home

What are your concerns?

close
Inaccurate
Hard to understand
Other

Share


Or copy link

New

Is Cunnilingus Safe From STDs?

Is Cunnilingus Safe From STDs?

Cunnilingus is a type of oral sex performed by a person on the vulva or vagina of their partner. It involves stimulating the female genitals using the tongue or lips.

It is commonly practiced by sexually-active adults. A study shows that oral sex in general is practiced by more than 85% of sexually-active adults aged 18-44 years old. Another survey conducted during 2011 to 2015 found that 41% of teenagers aged 15-19 years have engaged in oral sex with a partner.

Can STDs Be Spread During Cunnilingus?

STDs and other infections can be transmitted through oral sex practices such as cunnilingus. A person can catch STD from an infected partner through the mouth, throat, genitals, or rectum. The risk of getting STD from oral sex or spreading it depends on several factors:

  • The kind of STD
  • The sex acts performed
  • If the STD is common in the population to which a person and their sex partner belong.

It is still possible to get STDs in the mouth or throat from giving cunnilingus to a partner whose genitals or rectum are infected. Alternatively, you can also get infected in the genitals after receiving cunnilingus from a partner whose mouth or throat are infected. You can also get STDs in more than one area at a time.

The Different STDs/STIs That You Can Get

There are many types of STDs that can be transmitted through oral sex, such as syphilis, gonorrhea, and intestinal infections. Spreading of STDs can also happen even if the infected partner shows no signs or symptoms.

Here are some of the STDs/STIs that can be transmitted during cunnilingus:

Chlamydia

Chlamydia is one of the most common STIs and is caused by a bacteria called chlamydia trachomatis. You can get chlamydia in the throat as a result of giving oral sex to a partner with an infected vagina or urinary tract.

Gonorrhea

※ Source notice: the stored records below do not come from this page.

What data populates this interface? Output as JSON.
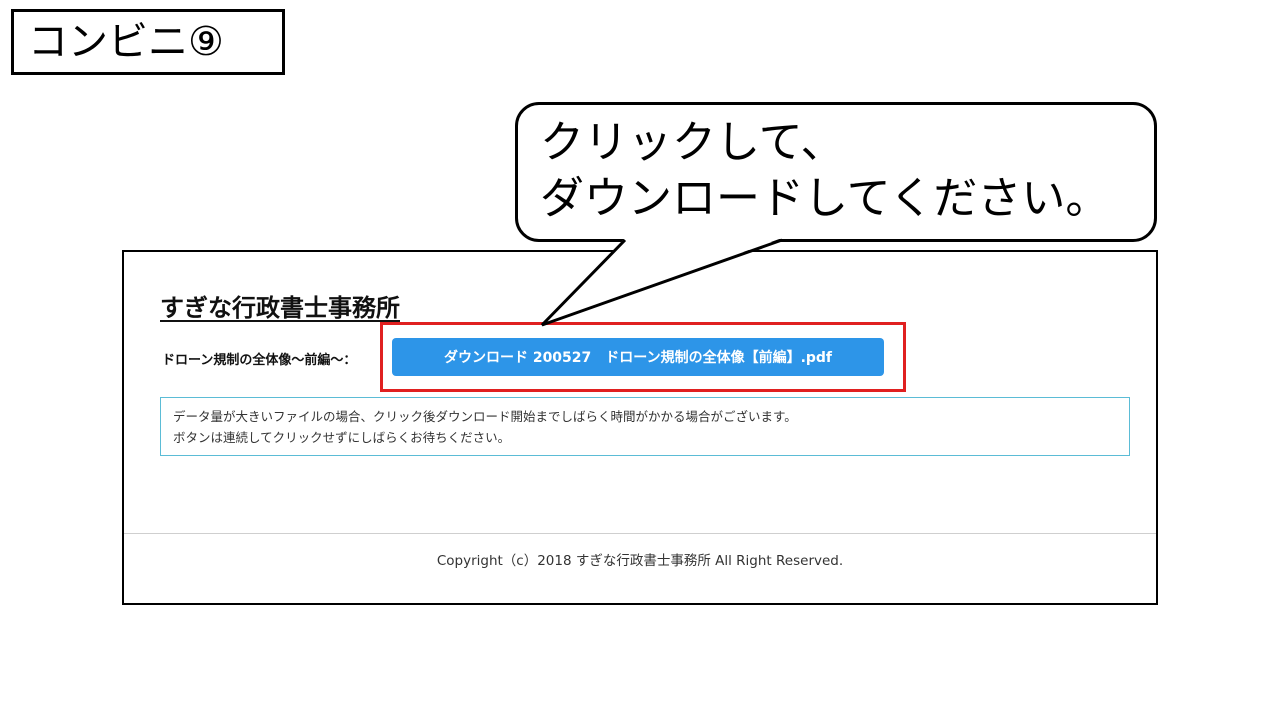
{
  "step_label": "コンビニ⑨",
  "callout": {
    "line1": "クリックして、",
    "line2": "ダウンロードしてください。"
  },
  "site": {
    "title": "すぎな行政書士事務所",
    "download_label": "ドローン規制の全体像〜前編〜：",
    "download_button": "ダウンロード 200527　ドローン規制の全体像【前編】.pdf",
    "notice_line1": "データ量が大きいファイルの場合、クリック後ダウンロード開始までしばらく時間がかかる場合がございます。",
    "notice_line2": "ボタンは連続してクリックせずにしばらくお待ちください。",
    "footer": "Copyright（c）2018 すぎな行政書士事務所 All Right Reserved."
  },
  "colors": {
    "button": "#2d95e8",
    "highlight": "#e02020",
    "notice_border": "#5bbcd6"
  }
}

The Gonorrhea (Neisseria gonorrhoeae) bacteria infects the mucous membranes of the reproductive tract of women. This includes the cervix, uterus, and fallopian tubes. It also affects the urethra. Men can also get infected in their urethra. Performing cunnilingus on person with an infected vagina or urinary tract may result in getting gonorrhea in the throat.

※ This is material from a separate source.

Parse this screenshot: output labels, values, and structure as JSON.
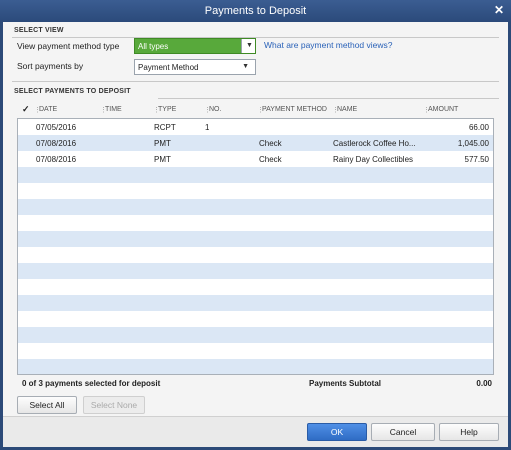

Syphilis

When a person is infected with syphilis, they will have blotchy red rashes that appear anywhere on their body. Giving oral sex to a partner with syphilis on the genitals may result in getting infected with syphilis.

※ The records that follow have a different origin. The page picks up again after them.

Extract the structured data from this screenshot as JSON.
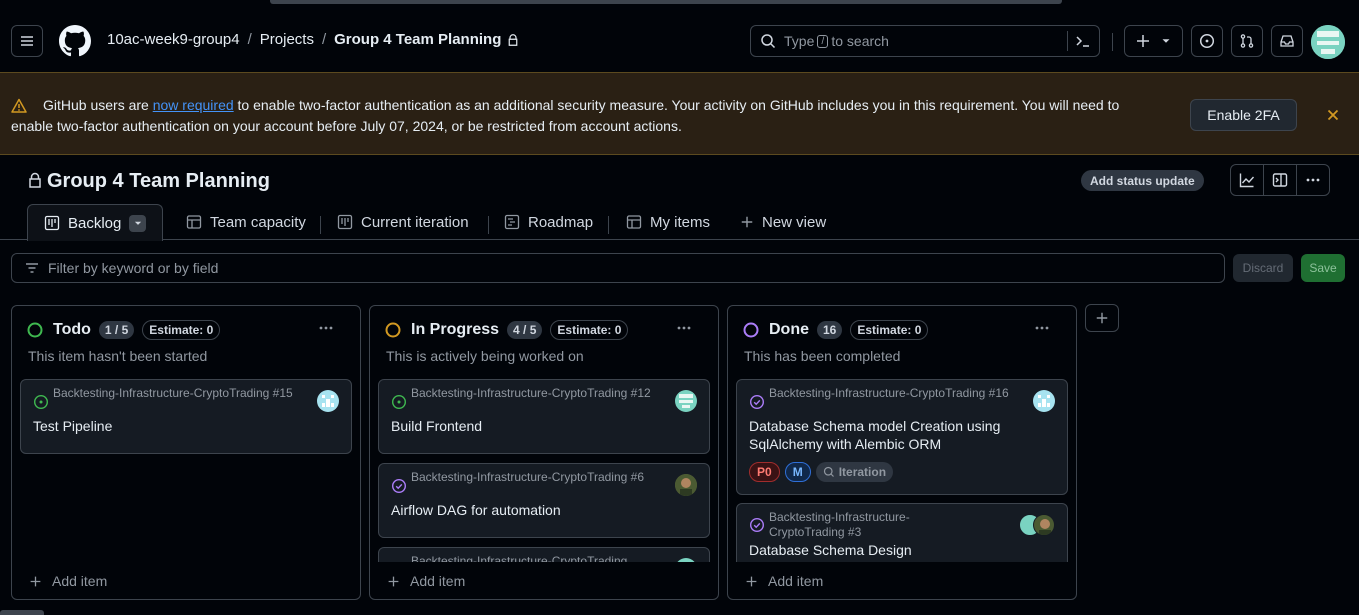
{
  "header": {
    "org": "10ac-week9-group4",
    "projects": "Projects",
    "project": "Group 4 Team Planning",
    "separator": "/",
    "search_pre": "Type",
    "search_key": "/",
    "search_post": "to search"
  },
  "banner": {
    "pre": "GitHub users are",
    "link": "now required",
    "post": "to enable two-factor authentication as an additional security measure. Your activity on GitHub includes you in this requirement. You will need to enable two-factor authentication on your account before July 07, 2024, or be restricted from account actions.",
    "button": "Enable 2FA"
  },
  "project": {
    "title": "Group 4 Team Planning",
    "status_button": "Add status update"
  },
  "tabs": [
    {
      "label": "Backlog"
    },
    {
      "label": "Team capacity"
    },
    {
      "label": "Current iteration"
    },
    {
      "label": "Roadmap"
    },
    {
      "label": "My items"
    },
    {
      "label": "New view"
    }
  ],
  "filter": {
    "placeholder": "Filter by keyword or by field",
    "discard": "Discard",
    "save": "Save"
  },
  "columns": [
    {
      "name": "Todo",
      "count": "1 / 5",
      "estimate": "Estimate: 0",
      "description": "This item hasn't been started",
      "color": "#3fb950",
      "add_item": "Add item",
      "cards": [
        {
          "repo": "Backtesting-Infrastructure-CryptoTrading #15",
          "title": "Test Pipeline"
        }
      ]
    },
    {
      "name": "In Progress",
      "count": "4 / 5",
      "estimate": "Estimate: 0",
      "description": "This is actively being worked on",
      "color": "#d29922",
      "add_item": "Add item",
      "cards": [
        {
          "repo": "Backtesting-Infrastructure-CryptoTrading #12",
          "title": "Build Frontend"
        },
        {
          "repo": "Backtesting-Infrastructure-CryptoTrading #6",
          "title": "Airflow DAG for automation"
        },
        {
          "repo": "Backtesting-Infrastructure-CryptoTrading",
          "title": ""
        }
      ]
    },
    {
      "name": "Done",
      "count": "16",
      "estimate": "Estimate: 0",
      "description": "This has been completed",
      "color": "#ab7df8",
      "add_item": "Add item",
      "cards": [
        {
          "repo": "Backtesting-Infrastructure-CryptoTrading #16",
          "title": "Database Schema model Creation using SqlAlchemy with Alembic ORM",
          "labels": [
            "P0",
            "M",
            "Iteration"
          ]
        },
        {
          "repo": "Backtesting-Infrastructure-CryptoTrading #3",
          "title": "Database Schema Design"
        }
      ]
    }
  ]
}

HPV

HPV or Human Papillomavirus is a viral infection that causes the skin to grow warts. Giving cunnilingus to a partner with an HPV-infected vagina can result in getting HPV in the throat.

Herpes

Herpes is caused by the herpes simplex virus (HSV), which causes sores or blisters to form on the mouth or genitals. Giving oral sex to a partner with herpes on the genital area may result in getting herpes on the lips, mouth, or in the throat.

HIV

It is possible to contract HIV from giving oral sex from a partner with the virus. The risk, however, is very low and there have been very few studies about this.

Trichomoniasis

Trichomoniasis or Trich is caused by parasites. Symptoms include greenish or yellowish vaginal fluid that has a foul odor. Giving oral sex to a partner with an infected vagina may result in getting trichomoniasis of the throat.

How to Prevent STIs from Oral Sex

You may consider other sexual activities than vaginal, oral, anal sex, or any technique that involves exchange of body fluids.

When performing cunnilingus, protect your mouth by having your partner wear a female condom.

It also helps to be in a long-term and mutually monogamous relationship, especially if your partner is not infected with an STD.

Always remember that many infected individuals may not be aware that they are infected. Many STDs often do not show symptoms.

If you are sexually active, get tested regularly for STDs and HIV. Have your partner get tested, as well. If you think that you have been infected with an STD, refrain from having sex and visit your doctor to get tested.

Always shower before sex to prevent the spread of infections. Make sure to wash the hands, genitals, and anal area, before and after sex. Avoid douching as it may push infections higher up the vagina and affect other reproductive organs.

Learn more about Safe Sex here.

Hello Health Group does not provide medical advice, diagnosis or treatment.

Sources
Picture of the authorbadge
Written by Fred Layno Updated 3 weeks ago
Fact Checked by Kristel Dacumos-Lagorza